“As a result of our advocacy, we were able to work collaboratively with the Anticoagulant Management Services here at Mass General and we developed a training module with them. That training module actually became a mandatory requirement for all prescribing providers as of the beginning of this year.”
CRICO statistics show that medication errors warrant a specific focus by the patient safety department. In the out-patient setting, medication-related allegations are the fourth most frequent, behind surgical treatment, medical treatment and the leading category: diagnosis. CRICO’s national division pools malpractice claims data from non-Harvard institutions across the country, which shows a similar break-down—and a national need to focus on diagnosis errors. A closer look at diagnosis-related claims in the Harvard system shows that more than half involve cancer. Dr. Fosburgh says that, by drilling into the contributing factors during M&M rounds, they can start reducing these cases.
“We had a case which was a delay in a communication of a test result, and it turned out that in our institution there was not active communication to providers about that particular test result. At many other Partners institutions there was active communication, meaning the provider was notified by e-mail or paged, as opposed to just the paper lab slip coming through. It was highlighted this test result didn’t require active notification in our institution and that was changed. That particular issue would not be able to happen again.”
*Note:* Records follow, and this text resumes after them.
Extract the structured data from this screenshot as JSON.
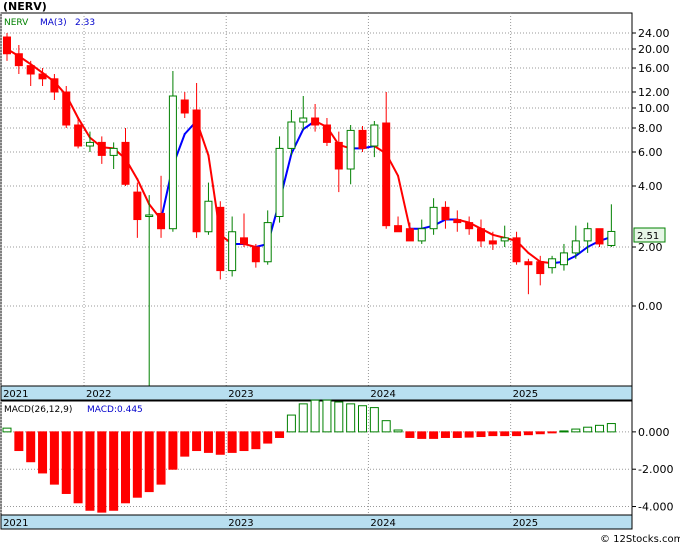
{
  "header": {
    "ticker": "(NERV)"
  },
  "legend": {
    "symbol": "NERV",
    "ma_label": "MA(3)",
    "ma_value": "2.33",
    "symbol_color": "#008000",
    "ma_color": "#0000cc"
  },
  "price_badge": "2.51",
  "macd_legend": {
    "label": "MACD(26,12,9)",
    "value_label": "MACD:0.445",
    "value_color": "#0000cc"
  },
  "watermark": "© 12Stocks.com",
  "colors": {
    "up": "#008000",
    "down": "#ff0000",
    "ma_up": "#0000ff",
    "ma_down": "#ff0000",
    "axis_band": "#b8dff0"
  },
  "chart_data": [
    {
      "type": "candlestick",
      "ticker": "NERV",
      "y_scale": "compressed",
      "ylim": [
        -4,
        26
      ],
      "y_ticks": [
        "24.00",
        "20.00",
        "16.00",
        "12.00",
        "10.00",
        "8.00",
        "6.00",
        "4.00",
        "2.00",
        "0.00"
      ],
      "x_ticks": [
        {
          "label": "2021",
          "index": 0
        },
        {
          "label": "2022",
          "index": 7
        },
        {
          "label": "2023",
          "index": 19
        },
        {
          "label": "2024",
          "index": 31
        },
        {
          "label": "2025",
          "index": 43
        }
      ],
      "last_price": 2.51,
      "ma": {
        "name": "MA(3)",
        "value": 2.33
      },
      "candles": [
        {
          "o": 23,
          "h": 24,
          "l": 17.5,
          "c": 19
        },
        {
          "o": 19,
          "h": 21,
          "l": 15,
          "c": 16.5
        },
        {
          "o": 16.5,
          "h": 17.5,
          "l": 13,
          "c": 15
        },
        {
          "o": 15,
          "h": 16,
          "l": 13,
          "c": 14.2
        },
        {
          "o": 14.2,
          "h": 15,
          "l": 11,
          "c": 12
        },
        {
          "o": 12,
          "h": 13,
          "l": 8,
          "c": 8.3
        },
        {
          "o": 8.3,
          "h": 9,
          "l": 6.3,
          "c": 6.5
        },
        {
          "o": 6.5,
          "h": 7.7,
          "l": 6,
          "c": 6.8
        },
        {
          "o": 6.8,
          "h": 7.3,
          "l": 5.3,
          "c": 5.8
        },
        {
          "o": 5.8,
          "h": 6.8,
          "l": 5,
          "c": 6.3
        },
        {
          "o": 6.8,
          "h": 8,
          "l": 4,
          "c": 4.1
        },
        {
          "o": 3.8,
          "h": 4.2,
          "l": 2.3,
          "c": 2.9
        },
        {
          "o": 3,
          "h": 3.7,
          "l": -4,
          "c": 3.05
        },
        {
          "o": 3.1,
          "h": 4.6,
          "l": 2.3,
          "c": 2.6
        },
        {
          "o": 2.6,
          "h": 15.5,
          "l": 2.5,
          "c": 11.5
        },
        {
          "o": 11,
          "h": 12,
          "l": 9,
          "c": 9.5
        },
        {
          "o": 9.8,
          "h": 13.5,
          "l": 2.3,
          "c": 2.5
        },
        {
          "o": 2.5,
          "h": 4.2,
          "l": 2.4,
          "c": 3.5
        },
        {
          "o": 3.3,
          "h": 3.5,
          "l": 0.9,
          "c": 1.2
        },
        {
          "o": 1.2,
          "h": 3,
          "l": 1,
          "c": 2.5
        },
        {
          "o": 2.3,
          "h": 3.1,
          "l": 2,
          "c": 2.1
        },
        {
          "o": 2,
          "h": 2.1,
          "l": 1.3,
          "c": 1.5
        },
        {
          "o": 1.5,
          "h": 3.2,
          "l": 1.4,
          "c": 2.8
        },
        {
          "o": 3,
          "h": 7.3,
          "l": 2.8,
          "c": 6.3
        },
        {
          "o": 6.3,
          "h": 9.8,
          "l": 5.8,
          "c": 8.6
        },
        {
          "o": 8.6,
          "h": 11.5,
          "l": 7.8,
          "c": 9
        },
        {
          "o": 9,
          "h": 10.5,
          "l": 7.7,
          "c": 8.3
        },
        {
          "o": 8.3,
          "h": 9,
          "l": 6.5,
          "c": 6.8
        },
        {
          "o": 6.8,
          "h": 7.7,
          "l": 3.8,
          "c": 5
        },
        {
          "o": 5,
          "h": 8.3,
          "l": 4.1,
          "c": 7.8
        },
        {
          "o": 7.8,
          "h": 8.2,
          "l": 6,
          "c": 6.3
        },
        {
          "o": 6.5,
          "h": 8.7,
          "l": 5.7,
          "c": 8.3
        },
        {
          "o": 8.5,
          "h": 12,
          "l": 2.6,
          "c": 2.7
        },
        {
          "o": 2.7,
          "h": 3,
          "l": 2.5,
          "c": 2.5
        },
        {
          "o": 2.6,
          "h": 2.8,
          "l": 2.2,
          "c": 2.2
        },
        {
          "o": 2.2,
          "h": 2.9,
          "l": 2.1,
          "c": 2.6
        },
        {
          "o": 2.6,
          "h": 3.6,
          "l": 2.4,
          "c": 3.3
        },
        {
          "o": 3.3,
          "h": 3.5,
          "l": 2.6,
          "c": 2.9
        },
        {
          "o": 2.9,
          "h": 3.2,
          "l": 2.5,
          "c": 2.8
        },
        {
          "o": 2.8,
          "h": 3,
          "l": 2.4,
          "c": 2.6
        },
        {
          "o": 2.6,
          "h": 2.9,
          "l": 2.0,
          "c": 2.2
        },
        {
          "o": 2.2,
          "h": 2.5,
          "l": 1.9,
          "c": 2.1
        },
        {
          "o": 2.2,
          "h": 2.7,
          "l": 2.0,
          "c": 2.3
        },
        {
          "o": 2.3,
          "h": 2.5,
          "l": 1.4,
          "c": 1.5
        },
        {
          "o": 1.5,
          "h": 1.6,
          "l": 0.4,
          "c": 1.4
        },
        {
          "o": 1.5,
          "h": 1.7,
          "l": 0.7,
          "c": 1.1
        },
        {
          "o": 1.3,
          "h": 1.7,
          "l": 1.1,
          "c": 1.6
        },
        {
          "o": 1.4,
          "h": 2.1,
          "l": 1.2,
          "c": 1.8
        },
        {
          "o": 1.8,
          "h": 2.7,
          "l": 1.6,
          "c": 2.2
        },
        {
          "o": 2.2,
          "h": 2.8,
          "l": 1.8,
          "c": 2.6
        },
        {
          "o": 2.6,
          "h": 2.5,
          "l": 2.0,
          "c": 2.1
        },
        {
          "o": 2.05,
          "h": 3.4,
          "l": 2.0,
          "c": 2.51
        }
      ],
      "ma_values": [
        20,
        18.5,
        16.8,
        15.2,
        13.7,
        11.6,
        9.0,
        7.2,
        6.4,
        6.3,
        5.6,
        4.4,
        3.4,
        2.9,
        5.2,
        7.5,
        8.7,
        5.8,
        2.4,
        2.1,
        2.1,
        2.0,
        2.1,
        3.5,
        5.9,
        7.9,
        8.7,
        8.1,
        6.6,
        6.3,
        6.3,
        6.5,
        5.9,
        4.6,
        2.6,
        2.6,
        2.7,
        2.9,
        2.9,
        2.8,
        2.6,
        2.4,
        2.3,
        2.2,
        1.8,
        1.5,
        1.45,
        1.5,
        1.7,
        2.0,
        2.2,
        2.33
      ]
    },
    {
      "type": "bar",
      "name": "MACD(26,12,9)",
      "value": 0.445,
      "y_ticks": [
        "0.000",
        "-2.000",
        "-4.000"
      ],
      "ylim": [
        -4.4,
        1.6
      ],
      "x_ticks": [
        {
          "label": "2021",
          "index": 0
        },
        {
          "label": "2023",
          "index": 19
        },
        {
          "label": "2024",
          "index": 31
        },
        {
          "label": "2025",
          "index": 43
        }
      ],
      "values": [
        0.2,
        -1.0,
        -1.6,
        -2.2,
        -2.8,
        -3.3,
        -3.8,
        -4.2,
        -4.3,
        -4.2,
        -3.8,
        -3.5,
        -3.2,
        -2.8,
        -2.0,
        -1.3,
        -1.0,
        -1.1,
        -1.2,
        -1.1,
        -1.0,
        -0.9,
        -0.6,
        -0.3,
        0.9,
        1.5,
        1.7,
        1.7,
        1.6,
        1.5,
        1.4,
        1.3,
        0.6,
        0.1,
        -0.3,
        -0.35,
        -0.35,
        -0.3,
        -0.3,
        -0.28,
        -0.25,
        -0.2,
        -0.2,
        -0.2,
        -0.15,
        -0.1,
        -0.05,
        0.05,
        0.15,
        0.25,
        0.35,
        0.445
      ]
    }
  ]
}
Dr. Fosburgh says attendance has been strong and feedback is positive. M&Ms in the ambulatory setting have more of a multi-disciplinary feel with nurses, pharmacists, surgeons, psychiatrists, and primary care doctors sometimes attending a single case. Nurse Allen says this makes sense for cases connected to out-patient care. Cases are complex, and so is the system.
“There are so many people involved in the care of a patient in the ambulatory… I know that patients are touched by many, many clinicians by the inpatient setting, but the patient is in one location and the treaters come to the patient, whereas we have the patient traveling between specialists, primary care physicians, outpatient diagnostic settings, you know, multiple specialists on one case. So I would say that the number of people that can be involved in the care of one patient and then the communication challenges because of that.”
If there’s one thing that organizers need it’s more cases. They have scheduled quarterly rounds and had a number of cases in hand when the program started. Cases have come formally through safety reports to the Quality department, and directly from involved providers. As the culture becomes more open to discussing problem cases and near-misses, the hope is that physicians and staff will be even more attuned to the process flaws behind them—and their ability to fix them.
About the series
Even in the safest healthcare setting, things can go wrong. For more than 40 years, CRICO has analyzed MPL cases from the Harvard medical community. Join our experts as they unpack what occurred and the lessons learned for safer patient care from the causes of these errors.